— INSTRUCTIONS TO FOLLOW —
Find and copy each line of the data that includes "into".

Excerpts from an interface dataset
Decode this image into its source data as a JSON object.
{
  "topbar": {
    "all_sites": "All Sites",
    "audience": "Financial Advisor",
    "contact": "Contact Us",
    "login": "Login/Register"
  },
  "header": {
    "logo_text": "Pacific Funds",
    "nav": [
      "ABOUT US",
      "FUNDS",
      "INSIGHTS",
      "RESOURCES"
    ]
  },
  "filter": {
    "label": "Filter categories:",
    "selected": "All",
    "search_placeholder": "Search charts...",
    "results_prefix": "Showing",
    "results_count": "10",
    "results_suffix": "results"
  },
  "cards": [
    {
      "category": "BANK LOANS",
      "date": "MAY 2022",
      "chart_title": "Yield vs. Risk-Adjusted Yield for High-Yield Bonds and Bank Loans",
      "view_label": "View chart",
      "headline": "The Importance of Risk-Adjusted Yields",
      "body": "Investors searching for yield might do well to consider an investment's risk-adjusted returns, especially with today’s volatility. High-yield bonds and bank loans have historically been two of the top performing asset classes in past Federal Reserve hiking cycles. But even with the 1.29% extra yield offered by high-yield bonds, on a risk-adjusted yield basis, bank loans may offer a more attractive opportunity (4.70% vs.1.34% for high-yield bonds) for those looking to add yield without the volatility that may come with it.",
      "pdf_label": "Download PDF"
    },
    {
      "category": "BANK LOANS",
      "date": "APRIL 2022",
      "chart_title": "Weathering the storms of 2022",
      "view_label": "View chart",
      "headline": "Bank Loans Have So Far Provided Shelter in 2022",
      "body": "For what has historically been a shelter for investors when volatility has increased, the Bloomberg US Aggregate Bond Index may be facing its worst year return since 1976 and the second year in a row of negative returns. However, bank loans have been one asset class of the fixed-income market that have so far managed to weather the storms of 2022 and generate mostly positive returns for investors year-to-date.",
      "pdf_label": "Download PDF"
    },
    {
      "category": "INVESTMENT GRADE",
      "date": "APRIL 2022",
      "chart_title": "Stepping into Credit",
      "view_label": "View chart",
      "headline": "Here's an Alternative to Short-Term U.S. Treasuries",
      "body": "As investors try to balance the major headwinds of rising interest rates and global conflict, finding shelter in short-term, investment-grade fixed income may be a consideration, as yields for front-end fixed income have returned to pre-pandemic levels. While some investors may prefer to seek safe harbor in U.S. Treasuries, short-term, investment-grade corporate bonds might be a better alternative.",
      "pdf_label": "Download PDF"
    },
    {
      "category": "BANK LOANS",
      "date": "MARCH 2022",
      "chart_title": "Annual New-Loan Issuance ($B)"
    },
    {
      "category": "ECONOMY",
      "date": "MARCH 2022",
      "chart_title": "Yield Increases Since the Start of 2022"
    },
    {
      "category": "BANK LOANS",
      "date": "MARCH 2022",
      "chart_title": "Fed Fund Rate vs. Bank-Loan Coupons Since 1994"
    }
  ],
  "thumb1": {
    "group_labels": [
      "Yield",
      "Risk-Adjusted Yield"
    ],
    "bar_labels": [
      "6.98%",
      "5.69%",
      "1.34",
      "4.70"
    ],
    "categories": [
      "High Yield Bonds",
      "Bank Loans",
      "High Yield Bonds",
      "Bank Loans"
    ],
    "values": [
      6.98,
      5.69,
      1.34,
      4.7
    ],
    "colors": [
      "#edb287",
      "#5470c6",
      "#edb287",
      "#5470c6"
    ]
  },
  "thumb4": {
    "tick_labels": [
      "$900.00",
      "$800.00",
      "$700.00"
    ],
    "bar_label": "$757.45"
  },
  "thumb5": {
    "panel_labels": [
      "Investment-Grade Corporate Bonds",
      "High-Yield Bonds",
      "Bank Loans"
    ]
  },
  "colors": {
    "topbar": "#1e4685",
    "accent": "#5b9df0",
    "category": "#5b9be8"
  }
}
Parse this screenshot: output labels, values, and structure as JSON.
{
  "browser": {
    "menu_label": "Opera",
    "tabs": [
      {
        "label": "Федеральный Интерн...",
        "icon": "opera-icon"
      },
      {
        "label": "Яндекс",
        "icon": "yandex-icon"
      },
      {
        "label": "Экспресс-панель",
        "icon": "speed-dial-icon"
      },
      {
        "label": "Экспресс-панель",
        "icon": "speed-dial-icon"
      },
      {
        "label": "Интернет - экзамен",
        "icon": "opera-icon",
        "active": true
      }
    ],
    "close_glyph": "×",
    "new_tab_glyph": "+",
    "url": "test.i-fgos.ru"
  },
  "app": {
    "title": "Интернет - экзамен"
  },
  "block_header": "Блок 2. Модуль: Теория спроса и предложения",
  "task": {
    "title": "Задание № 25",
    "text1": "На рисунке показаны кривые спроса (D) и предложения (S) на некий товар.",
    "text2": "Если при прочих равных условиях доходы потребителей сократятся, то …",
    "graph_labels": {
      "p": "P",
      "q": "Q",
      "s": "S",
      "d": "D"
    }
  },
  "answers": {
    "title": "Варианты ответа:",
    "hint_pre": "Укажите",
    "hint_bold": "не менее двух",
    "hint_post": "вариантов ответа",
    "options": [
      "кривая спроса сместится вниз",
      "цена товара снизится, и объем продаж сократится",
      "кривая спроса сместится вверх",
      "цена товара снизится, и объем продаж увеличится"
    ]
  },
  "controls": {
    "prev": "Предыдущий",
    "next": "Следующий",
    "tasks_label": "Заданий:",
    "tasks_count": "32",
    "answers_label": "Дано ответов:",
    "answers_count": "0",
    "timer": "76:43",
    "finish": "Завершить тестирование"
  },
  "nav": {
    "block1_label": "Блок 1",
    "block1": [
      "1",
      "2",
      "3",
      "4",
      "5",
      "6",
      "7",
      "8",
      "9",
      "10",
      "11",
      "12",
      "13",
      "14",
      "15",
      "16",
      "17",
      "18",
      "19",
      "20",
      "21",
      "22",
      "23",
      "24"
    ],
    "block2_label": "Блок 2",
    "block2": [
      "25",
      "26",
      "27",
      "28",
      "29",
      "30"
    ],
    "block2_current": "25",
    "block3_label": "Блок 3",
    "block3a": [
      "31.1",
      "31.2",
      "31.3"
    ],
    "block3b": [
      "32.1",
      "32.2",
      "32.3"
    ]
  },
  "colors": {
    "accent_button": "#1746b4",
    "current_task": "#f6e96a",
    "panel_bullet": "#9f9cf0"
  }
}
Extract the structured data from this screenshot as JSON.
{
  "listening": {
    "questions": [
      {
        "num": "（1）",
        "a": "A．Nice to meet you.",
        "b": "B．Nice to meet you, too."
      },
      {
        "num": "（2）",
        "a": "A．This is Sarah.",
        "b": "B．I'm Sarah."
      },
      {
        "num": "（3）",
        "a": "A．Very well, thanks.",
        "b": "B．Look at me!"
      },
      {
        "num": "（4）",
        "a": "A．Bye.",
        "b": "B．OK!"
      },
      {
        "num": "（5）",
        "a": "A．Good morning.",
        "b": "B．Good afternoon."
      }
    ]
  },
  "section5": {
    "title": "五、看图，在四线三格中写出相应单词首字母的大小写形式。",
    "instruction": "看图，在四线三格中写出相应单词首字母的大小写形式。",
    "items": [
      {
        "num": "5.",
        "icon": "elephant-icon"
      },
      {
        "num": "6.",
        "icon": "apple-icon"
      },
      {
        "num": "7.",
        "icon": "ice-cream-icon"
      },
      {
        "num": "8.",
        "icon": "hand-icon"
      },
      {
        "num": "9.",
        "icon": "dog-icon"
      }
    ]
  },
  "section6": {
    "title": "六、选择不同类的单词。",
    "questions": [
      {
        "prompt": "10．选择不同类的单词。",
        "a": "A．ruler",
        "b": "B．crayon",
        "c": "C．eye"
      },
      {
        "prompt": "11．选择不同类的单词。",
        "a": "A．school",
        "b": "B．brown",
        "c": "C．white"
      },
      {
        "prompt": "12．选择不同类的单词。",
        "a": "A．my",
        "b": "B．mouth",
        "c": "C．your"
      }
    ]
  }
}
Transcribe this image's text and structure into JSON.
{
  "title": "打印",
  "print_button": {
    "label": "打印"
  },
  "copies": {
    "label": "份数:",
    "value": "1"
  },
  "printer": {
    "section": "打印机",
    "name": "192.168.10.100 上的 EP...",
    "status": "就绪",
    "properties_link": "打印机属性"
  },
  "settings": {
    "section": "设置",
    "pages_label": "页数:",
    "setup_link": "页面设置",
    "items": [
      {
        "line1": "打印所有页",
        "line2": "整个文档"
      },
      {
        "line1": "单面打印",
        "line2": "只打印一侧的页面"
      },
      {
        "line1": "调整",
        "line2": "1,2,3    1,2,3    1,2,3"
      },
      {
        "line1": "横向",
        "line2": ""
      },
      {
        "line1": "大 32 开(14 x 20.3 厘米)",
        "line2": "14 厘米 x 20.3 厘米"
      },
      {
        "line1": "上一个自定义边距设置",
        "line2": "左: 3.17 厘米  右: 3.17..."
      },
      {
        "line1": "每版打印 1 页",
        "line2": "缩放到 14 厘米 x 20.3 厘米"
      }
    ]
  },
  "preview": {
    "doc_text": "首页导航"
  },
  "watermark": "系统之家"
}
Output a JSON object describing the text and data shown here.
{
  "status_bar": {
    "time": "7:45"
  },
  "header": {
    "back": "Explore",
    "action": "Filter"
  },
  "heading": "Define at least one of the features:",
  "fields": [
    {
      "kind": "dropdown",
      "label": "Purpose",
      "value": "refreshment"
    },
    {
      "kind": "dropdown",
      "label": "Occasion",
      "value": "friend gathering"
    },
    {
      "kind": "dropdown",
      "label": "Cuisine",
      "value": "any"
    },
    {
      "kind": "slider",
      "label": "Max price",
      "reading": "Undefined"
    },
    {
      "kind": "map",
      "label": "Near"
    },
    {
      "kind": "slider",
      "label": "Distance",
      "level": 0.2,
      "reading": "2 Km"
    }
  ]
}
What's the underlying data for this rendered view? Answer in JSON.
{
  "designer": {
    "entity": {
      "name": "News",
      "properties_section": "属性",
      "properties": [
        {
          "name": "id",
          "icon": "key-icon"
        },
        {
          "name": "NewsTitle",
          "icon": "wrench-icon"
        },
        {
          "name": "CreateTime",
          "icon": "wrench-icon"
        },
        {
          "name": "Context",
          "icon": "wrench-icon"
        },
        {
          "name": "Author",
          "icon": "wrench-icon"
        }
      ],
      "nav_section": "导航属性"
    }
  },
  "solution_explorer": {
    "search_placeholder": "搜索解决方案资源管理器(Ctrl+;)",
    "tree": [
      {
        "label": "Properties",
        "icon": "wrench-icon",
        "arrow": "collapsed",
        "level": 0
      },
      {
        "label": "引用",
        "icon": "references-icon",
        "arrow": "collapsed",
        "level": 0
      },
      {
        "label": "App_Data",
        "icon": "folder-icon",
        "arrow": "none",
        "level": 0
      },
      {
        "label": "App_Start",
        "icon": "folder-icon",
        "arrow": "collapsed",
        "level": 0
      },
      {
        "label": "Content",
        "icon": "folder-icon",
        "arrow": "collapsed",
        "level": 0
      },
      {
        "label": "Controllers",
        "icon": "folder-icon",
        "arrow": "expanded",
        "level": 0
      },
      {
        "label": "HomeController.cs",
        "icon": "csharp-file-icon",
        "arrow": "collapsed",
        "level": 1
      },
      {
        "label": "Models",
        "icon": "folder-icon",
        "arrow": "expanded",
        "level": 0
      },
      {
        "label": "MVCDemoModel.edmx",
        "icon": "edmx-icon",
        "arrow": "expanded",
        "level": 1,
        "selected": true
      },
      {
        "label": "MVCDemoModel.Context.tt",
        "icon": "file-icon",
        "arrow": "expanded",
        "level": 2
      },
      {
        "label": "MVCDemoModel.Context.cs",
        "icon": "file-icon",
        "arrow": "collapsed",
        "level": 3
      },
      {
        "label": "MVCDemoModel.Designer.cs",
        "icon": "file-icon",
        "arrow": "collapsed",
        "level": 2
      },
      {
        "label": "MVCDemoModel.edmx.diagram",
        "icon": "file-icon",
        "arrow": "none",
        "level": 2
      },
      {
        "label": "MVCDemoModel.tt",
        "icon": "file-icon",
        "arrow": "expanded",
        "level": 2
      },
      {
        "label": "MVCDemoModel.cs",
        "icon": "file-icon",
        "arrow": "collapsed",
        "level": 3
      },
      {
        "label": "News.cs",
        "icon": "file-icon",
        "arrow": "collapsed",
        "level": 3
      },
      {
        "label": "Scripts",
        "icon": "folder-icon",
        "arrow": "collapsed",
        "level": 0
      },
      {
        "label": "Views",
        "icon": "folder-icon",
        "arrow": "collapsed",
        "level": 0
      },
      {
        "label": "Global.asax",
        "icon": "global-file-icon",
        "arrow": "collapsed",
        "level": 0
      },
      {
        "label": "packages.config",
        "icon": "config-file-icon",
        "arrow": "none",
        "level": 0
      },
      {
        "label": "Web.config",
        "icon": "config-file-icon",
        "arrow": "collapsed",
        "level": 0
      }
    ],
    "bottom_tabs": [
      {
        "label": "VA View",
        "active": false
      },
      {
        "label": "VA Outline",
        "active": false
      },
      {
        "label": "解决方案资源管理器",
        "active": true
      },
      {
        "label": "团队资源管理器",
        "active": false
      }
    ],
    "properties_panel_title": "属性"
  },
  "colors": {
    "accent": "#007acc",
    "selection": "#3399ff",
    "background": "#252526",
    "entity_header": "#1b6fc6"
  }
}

— WRITTEN ANSWER —
Decode this image into its source data as a JSON object.
      "chart_title": "Stepping into Credit",
Transcribe this image's text and structure into JSON.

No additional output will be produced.